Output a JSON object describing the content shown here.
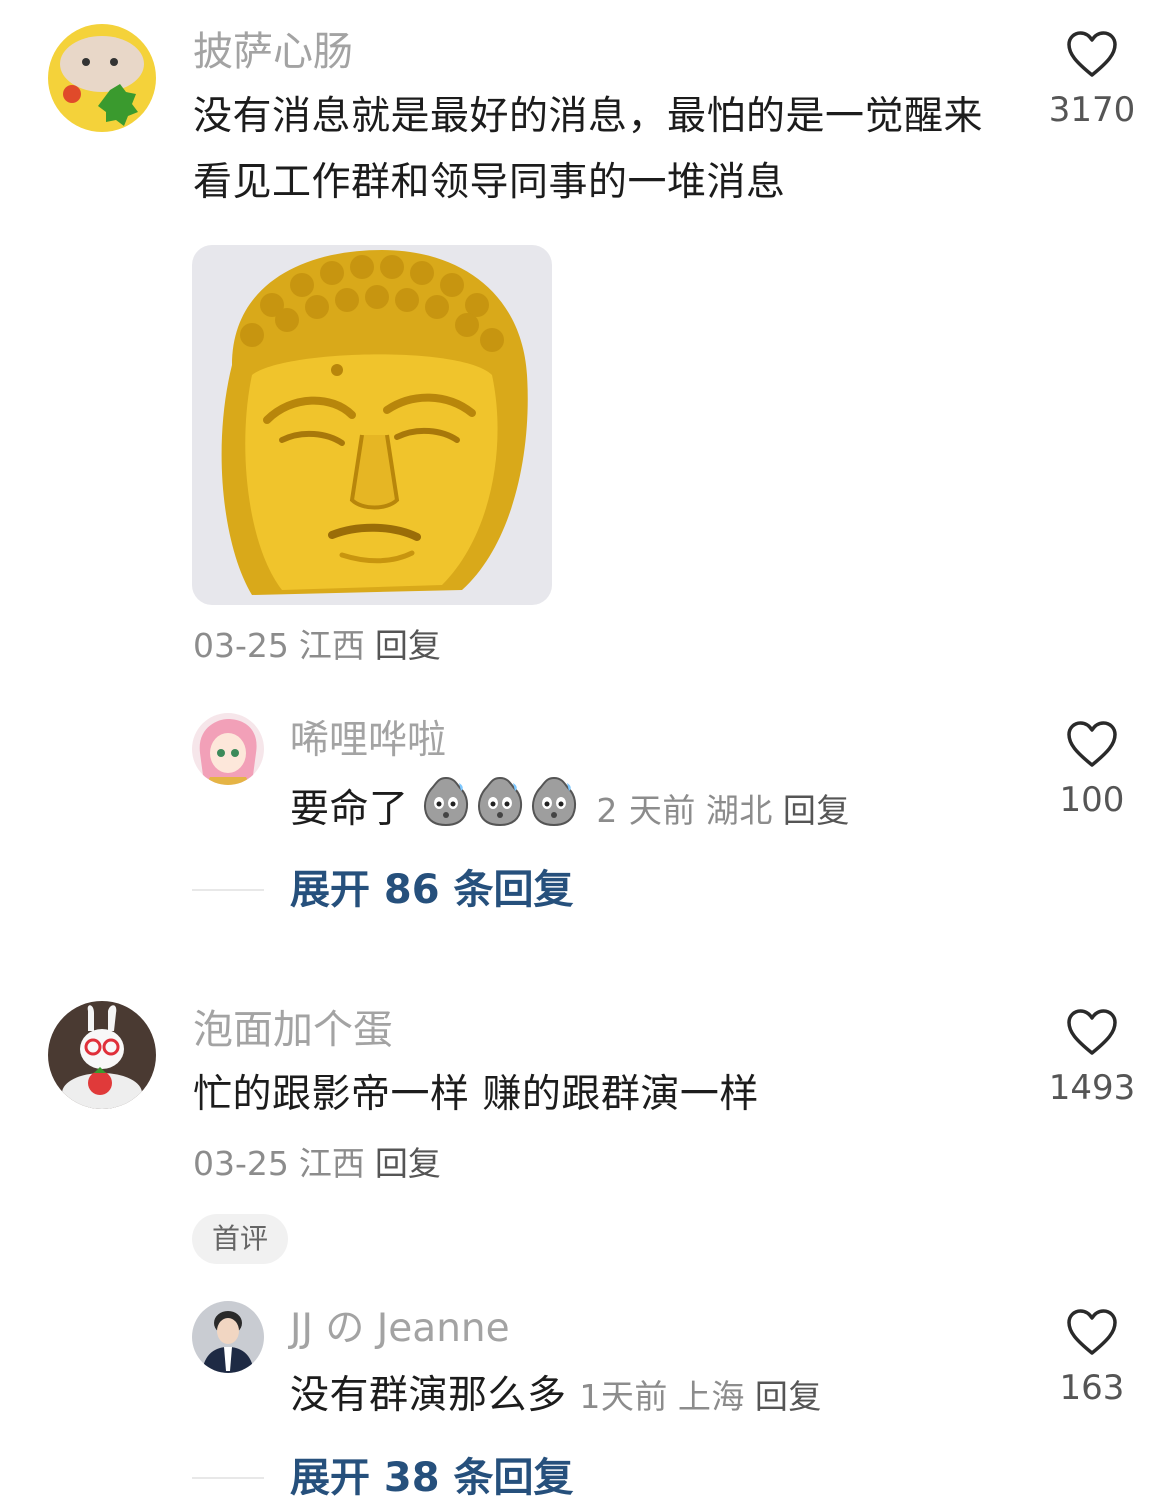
{
  "comments": [
    {
      "username": "披萨心肠",
      "content": "没有消息就是最好的消息，最怕的是一觉醒来看见工作群和领导同事的一堆消息",
      "has_image": true,
      "image_icon": "golden-buddha-head-meme",
      "date": "03-25",
      "location": "江西",
      "reply_label": "回复",
      "likes": "3170",
      "badge": "",
      "replies": [
        {
          "username": "唏哩哗啦",
          "content": "要命了",
          "emoji_icons": [
            "sweating-potato-emoji",
            "sweating-potato-emoji",
            "sweating-potato-emoji"
          ],
          "time": "2 天前",
          "location": "湖北",
          "reply_label": "回复",
          "likes": "100"
        }
      ],
      "expand_label": "展开 86 条回复"
    },
    {
      "username": "泡面加个蛋",
      "content": "忙的跟影帝一样 赚的跟群演一样",
      "has_image": false,
      "date": "03-25",
      "location": "江西",
      "reply_label": "回复",
      "likes": "1493",
      "badge": "首评",
      "replies": [
        {
          "username": "JJ の Jeanne",
          "content": "没有群演那么多",
          "emoji_icons": [],
          "time": "1天前",
          "location": "上海",
          "reply_label": "回复",
          "likes": "163"
        }
      ],
      "expand_label": "展开 38 条回复"
    }
  ],
  "icons": {
    "like": "heart-outline-icon"
  },
  "colors": {
    "username": "#a3a3a3",
    "text": "#1c1c1c",
    "expand_link": "#26507c",
    "gold": "#e0b520"
  }
}
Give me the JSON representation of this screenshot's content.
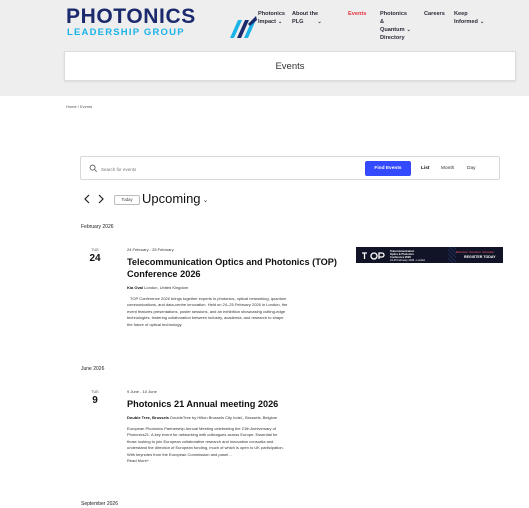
{
  "header": {
    "logo_main": "PHOTONICS",
    "logo_sub": "LEADERSHIP GROUP",
    "nav": [
      {
        "line1": "Photonics",
        "line2": "Impact",
        "chevron": "⌄",
        "active": false
      },
      {
        "line1": "About the",
        "line2": "PLG",
        "chevron": "⌄",
        "active": false
      },
      {
        "line1": "Events",
        "line2": "",
        "chevron": "",
        "active": true
      },
      {
        "line1": "Photonics &",
        "line2": "Quantum",
        "line3": "Directory",
        "chevron": "⌄",
        "active": false
      },
      {
        "line1": "Careers",
        "line2": "",
        "chevron": "",
        "active": false
      },
      {
        "line1": "Keep",
        "line2": "Informed",
        "chevron": "⌄",
        "active": false
      }
    ],
    "page_title": "Events"
  },
  "breadcrumb": "Home  /  Events",
  "search": {
    "placeholder": "Search for events",
    "button": "Find Events",
    "views": [
      "List",
      "Month",
      "Day"
    ],
    "active_view": "List"
  },
  "navrow": {
    "today": "Today",
    "upcoming": "Upcoming",
    "upcoming_chevron": "⌄"
  },
  "months": [
    "February 2026",
    "June 2026",
    "September 2026"
  ],
  "events": [
    {
      "dow": "TUE",
      "day": "24",
      "datetime": "24 February - 25 February",
      "title_line1": "Telecommunication Optics and Photonics (TOP)",
      "title_line2": "Conference 2026",
      "venue_name": "Kia Oval",
      "venue_addr": "London, United Kingdom",
      "desc": [
        "TOP Conference 2026 brings together experts in photonics, optical networking, quantum",
        "communications, and data-centre innovation. Held on 24–25 February 2026 in London, the",
        "event features presentations, poster sessions, and an exhibition showcasing cutting-edge",
        "technologies, fostering collaboration between industry, academia, and research to shape",
        "the future of optical technology."
      ]
    },
    {
      "dow": "TUE",
      "day": "9",
      "datetime": "9 June - 10 June",
      "title_line1": "Photonics 21 Annual meeting 2026",
      "venue_name": "Double Tree, Brussels",
      "venue_addr": "DoubleTree by Hilton Brussels City hotel,, Brussels, Belgium",
      "desc": [
        "European Photonics Partnership Annual Meeting celebrating the 21th Anniversary of",
        "Photonics21. A key event for networking with colleagues across Europe. Essential for",
        "those looking to join European collaborative research and innovation consortia and",
        "understand the direction of European funding, much of which is open to UK participation.",
        "With keynotes from the European Commission and panel…",
        "Read More+"
      ]
    }
  ],
  "banner": {
    "org_line1": "Telecommunication",
    "org_line2": "Optics & Photonics",
    "org_line3": "Conference 2026",
    "org_line4": "24-25 February 2026 - London",
    "tagline": "Discover. Connect. Innovate.",
    "cta": "REGISTER TODAY"
  },
  "colors": {
    "brand_navy": "#1a2a6c",
    "brand_cyan": "#1bb3e8",
    "accent_red": "#e6323e",
    "button_blue": "#334aff"
  }
}
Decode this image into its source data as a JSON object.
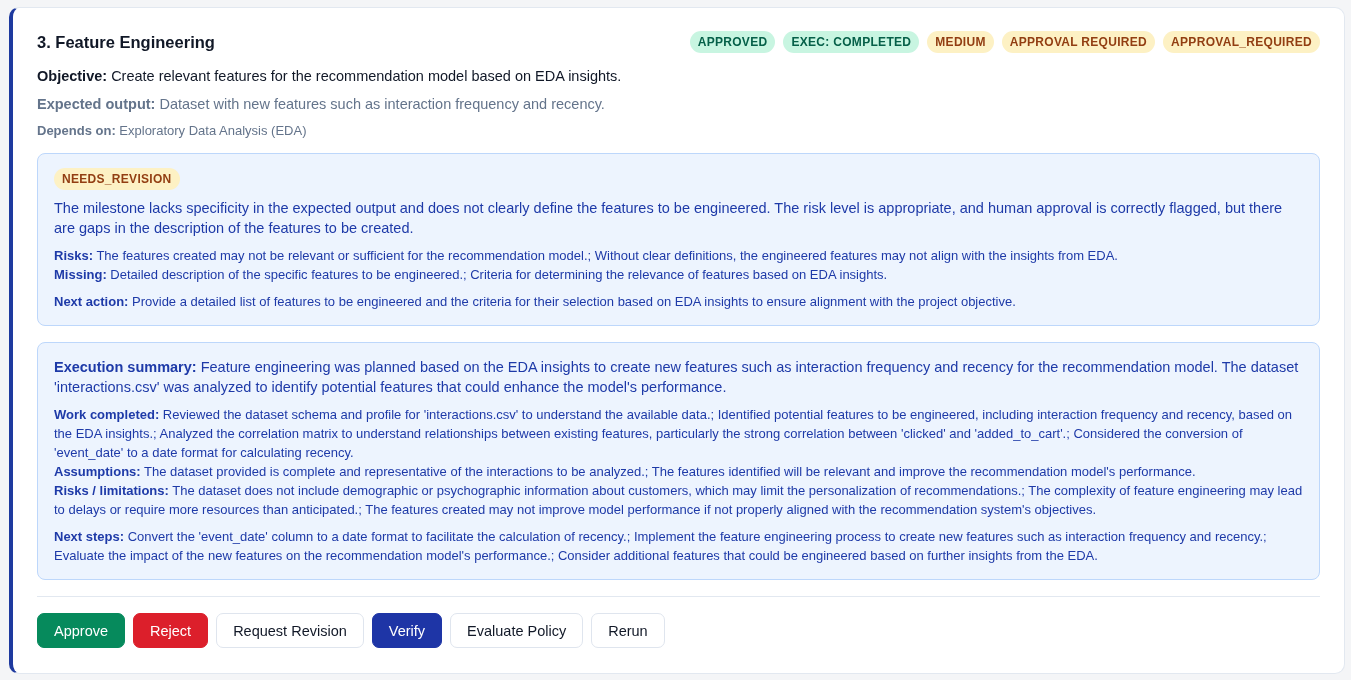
{
  "milestone": {
    "title": "3. Feature Engineering",
    "badges": [
      {
        "label": "APPROVED",
        "kind": "success"
      },
      {
        "label": "EXEC: COMPLETED",
        "kind": "success"
      },
      {
        "label": "MEDIUM",
        "kind": "warning"
      },
      {
        "label": "APPROVAL REQUIRED",
        "kind": "warning"
      },
      {
        "label": "APPROVAL_REQUIRED",
        "kind": "warning"
      }
    ],
    "fields": [
      {
        "kind": "objective",
        "text": "**Objective:** Create relevant features for the recommendation model based on EDA insights."
      },
      {
        "kind": "expected",
        "text": "**Expected output:** Dataset with new features such as interaction frequency and recency."
      },
      {
        "kind": "depends",
        "text": "**Depends on:** Exploratory Data Analysis (EDA)"
      }
    ]
  },
  "review": {
    "verdict": {
      "label": "NEEDS_REVISION",
      "kind": "warning"
    },
    "summary": "The milestone lacks specificity in the expected output and does not clearly define the features to be engineered. The risk level is appropriate, and human approval is correctly flagged, but there are gaps in the description of the features to be created.",
    "groups": [
      [
        "**Risks:** The features created may not be relevant or sufficient for the recommendation model.; Without clear definitions, the engineered features may not align with the insights from EDA.",
        "**Missing:** Detailed description of the specific features to be engineered.; Criteria for determining the relevance of features based on EDA insights."
      ],
      [
        "**Next action:** Provide a detailed list of features to be engineered and the criteria for their selection based on EDA insights to ensure alignment with the project objective."
      ]
    ]
  },
  "execution": {
    "summary": "**Execution summary:** Feature engineering was planned based on the EDA insights to create new features such as interaction frequency and recency for the recommendation model. The dataset 'interactions.csv' was analyzed to identify potential features that could enhance the model's performance.",
    "groups": [
      [
        "**Work completed:** Reviewed the dataset schema and profile for 'interactions.csv' to understand the available data.; Identified potential features to be engineered, including interaction frequency and recency, based on the EDA insights.; Analyzed the correlation matrix to understand relationships between existing features, particularly the strong correlation between 'clicked' and 'added_to_cart'.; Considered the conversion of 'event_date' to a date format for calculating recency.",
        "**Assumptions:** The dataset provided is complete and representative of the interactions to be analyzed.; The features identified will be relevant and improve the recommendation model's performance.",
        "**Risks / limitations:** The dataset does not include demographic or psychographic information about customers, which may limit the personalization of recommendations.; The complexity of feature engineering may lead to delays or require more resources than anticipated.; The features created may not improve model performance if not properly aligned with the recommendation system's objectives."
      ],
      [
        "**Next steps:** Convert the 'event_date' column to a date format to facilitate the calculation of recency.; Implement the feature engineering process to create new features such as interaction frequency and recency.; Evaluate the impact of the new features on the recommendation model's performance.; Consider additional features that could be engineered based on further insights from the EDA."
      ]
    ]
  },
  "actions": [
    {
      "label": "Approve",
      "kind": "success"
    },
    {
      "label": "Reject",
      "kind": "danger"
    },
    {
      "label": "Request Revision",
      "kind": "outline"
    },
    {
      "label": "Verify",
      "kind": "primary"
    },
    {
      "label": "Evaluate Policy",
      "kind": "outline"
    },
    {
      "label": "Rerun",
      "kind": "outline"
    }
  ]
}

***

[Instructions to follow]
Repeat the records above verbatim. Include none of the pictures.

[Answer space]
Output a JSON object describing the content shown here.
{
  "comments": [
    {
      "username": "披萨心肠",
      "content": "没有消息就是最好的消息，最怕的是一觉醒来看见工作群和领导同事的一堆消息",
      "has_image": true,
      "image_icon": "golden-buddha-head-meme",
      "date": "03-25",
      "location": "江西",
      "reply_label": "回复",
      "likes": "3170",
      "badge": "",
      "replies": [
        {
          "username": "唏哩哗啦",
          "content": "要命了",
          "emoji_icons": [
            "sweating-potato-emoji",
            "sweating-potato-emoji",
            "sweating-potato-emoji"
          ],
          "time": "2 天前",
          "location": "湖北",
          "reply_label": "回复",
          "likes": "100"
        }
      ],
      "expand_label": "展开 86 条回复"
    },
    {
      "username": "泡面加个蛋",
      "content": "忙的跟影帝一样 赚的跟群演一样",
      "has_image": false,
      "date": "03-25",
      "location": "江西",
      "reply_label": "回复",
      "likes": "1493",
      "badge": "首评",
      "replies": [
        {
          "username": "JJ の Jeanne",
          "content": "没有群演那么多",
          "emoji_icons": [],
          "time": "1天前",
          "location": "上海",
          "reply_label": "回复",
          "likes": "163"
        }
      ],
      "expand_label": "展开 38 条回复"
    }
  ],
  "icons": {
    "like": "heart-outline-icon"
  },
  "colors": {
    "username": "#a3a3a3",
    "text": "#1c1c1c",
    "expand_link": "#26507c",
    "gold": "#e0b520"
  }
}
Give me the JSON representation of this screenshot's content.
{
  "header": {
    "logo_main": "PHOTONICS",
    "logo_sub": "LEADERSHIP GROUP",
    "nav": [
      {
        "line1": "Photonics",
        "line2": "Impact",
        "chevron": "⌄",
        "active": false
      },
      {
        "line1": "About the",
        "line2": "PLG",
        "chevron": "⌄",
        "active": false
      },
      {
        "line1": "Events",
        "line2": "",
        "chevron": "",
        "active": true
      },
      {
        "line1": "Photonics &",
        "line2": "Quantum",
        "line3": "Directory",
        "chevron": "⌄",
        "active": false
      },
      {
        "line1": "Careers",
        "line2": "",
        "chevron": "",
        "active": false
      },
      {
        "line1": "Keep",
        "line2": "Informed",
        "chevron": "⌄",
        "active": false
      }
    ],
    "page_title": "Events"
  },
  "breadcrumb": "Home  /  Events",
  "search": {
    "placeholder": "Search for events",
    "button": "Find Events",
    "views": [
      "List",
      "Month",
      "Day"
    ],
    "active_view": "List"
  },
  "navrow": {
    "today": "Today",
    "upcoming": "Upcoming",
    "upcoming_chevron": "⌄"
  },
  "months": [
    "February 2026",
    "June 2026",
    "September 2026"
  ],
  "events": [
    {
      "dow": "TUE",
      "day": "24",
      "datetime": "24 February - 25 February",
      "title_line1": "Telecommunication Optics and Photonics (TOP)",
      "title_line2": "Conference 2026",
      "venue_name": "Kia Oval",
      "venue_addr": "London, United Kingdom",
      "desc": [
        "TOP Conference 2026 brings together experts in photonics, optical networking, quantum",
        "communications, and data-centre innovation. Held on 24–25 February 2026 in London, the",
        "event features presentations, poster sessions, and an exhibition showcasing cutting-edge",
        "technologies, fostering collaboration between industry, academia, and research to shape",
        "the future of optical technology."
      ]
    },
    {
      "dow": "TUE",
      "day": "9",
      "datetime": "9 June - 10 June",
      "title_line1": "Photonics 21 Annual meeting 2026",
      "venue_name": "Double Tree, Brussels",
      "venue_addr": "DoubleTree by Hilton Brussels City hotel,, Brussels, Belgium",
      "desc": [
        "European Photonics Partnership Annual Meeting celebrating the 21th Anniversary of",
        "Photonics21. A key event for networking with colleagues across Europe. Essential for",
        "those looking to join European collaborative research and innovation consortia and",
        "understand the direction of European funding, much of which is open to UK participation.",
        "With keynotes from the European Commission and panel…",
        "Read More+"
      ]
    }
  ],
  "banner": {
    "org_line1": "Telecommunication",
    "org_line2": "Optics & Photonics",
    "org_line3": "Conference 2026",
    "org_line4": "24-25 February 2026 - London",
    "tagline": "Discover. Connect. Innovate.",
    "cta": "REGISTER TODAY"
  },
  "colors": {
    "brand_navy": "#1a2a6c",
    "brand_cyan": "#1bb3e8",
    "accent_red": "#e6323e",
    "button_blue": "#334aff"
  }
}
Decode this image into its source data as a JSON object.
{
  "milestone": {
    "title": "3. Feature Engineering",
    "badges": [
      {
        "label": "APPROVED",
        "kind": "success"
      },
      {
        "label": "EXEC: COMPLETED",
        "kind": "success"
      },
      {
        "label": "MEDIUM",
        "kind": "warning"
      },
      {
        "label": "APPROVAL REQUIRED",
        "kind": "warning"
      },
      {
        "label": "APPROVAL_REQUIRED",
        "kind": "warning"
      }
    ],
    "fields": [
      {
        "kind": "objective",
        "text": "**Objective:** Create relevant features for the recommendation model based on EDA insights."
      },
      {
        "kind": "expected",
        "text": "**Expected output:** Dataset with new features such as interaction frequency and recency."
      },
      {
        "kind": "depends",
        "text": "**Depends on:** Exploratory Data Analysis (EDA)"
      }
    ]
  },
  "review": {
    "verdict": {
      "label": "NEEDS_REVISION",
      "kind": "warning"
    },
    "summary": "The milestone lacks specificity in the expected output and does not clearly define the features to be engineered. The risk level is appropriate, and human approval is correctly flagged, but there are gaps in the description of the features to be created.",
    "groups": [
      [
        "**Risks:** The features created may not be relevant or sufficient for the recommendation model.; Without clear definitions, the engineered features may not align with the insights from EDA.",
        "**Missing:** Detailed description of the specific features to be engineered.; Criteria for determining the relevance of features based on EDA insights."
      ],
      [
        "**Next action:** Provide a detailed list of features to be engineered and the criteria for their selection based on EDA insights to ensure alignment with the project objective."
      ]
    ]
  },
  "execution": {
    "summary": "**Execution summary:** Feature engineering was planned based on the EDA insights to create new features such as interaction frequency and recency for the recommendation model. The dataset 'interactions.csv' was analyzed to identify potential features that could enhance the model's performance.",
    "groups": [
      [
        "**Work completed:** Reviewed the dataset schema and profile for 'interactions.csv' to understand the available data.; Identified potential features to be engineered, including interaction frequency and recency, based on the EDA insights.; Analyzed the correlation matrix to understand relationships between existing features, particularly the strong correlation between 'clicked' and 'added_to_cart'.; Considered the conversion of 'event_date' to a date format for calculating recency.",
        "**Assumptions:** The dataset provided is complete and representative of the interactions to be analyzed.; The features identified will be relevant and improve the recommendation model's performance.",
        "**Risks / limitations:** The dataset does not include demographic or psychographic information about customers, which may limit the personalization of recommendations.; The complexity of feature engineering may lead to delays or require more resources than anticipated.; The features created may not improve model performance if not properly aligned with the recommendation system's objectives."
      ],
      [
        "**Next steps:** Convert the 'event_date' column to a date format to facilitate the calculation of recency.; Implement the feature engineering process to create new features such as interaction frequency and recency.; Evaluate the impact of the new features on the recommendation model's performance.; Consider additional features that could be engineered based on further insights from the EDA."
      ]
    ]
  },
  "actions": [
    {
      "label": "Approve",
      "kind": "success"
    },
    {
      "label": "Reject",
      "kind": "danger"
    },
    {
      "label": "Request Revision",
      "kind": "outline"
    },
    {
      "label": "Verify",
      "kind": "primary"
    },
    {
      "label": "Evaluate Policy",
      "kind": "outline"
    },
    {
      "label": "Rerun",
      "kind": "outline"
    }
  ]
}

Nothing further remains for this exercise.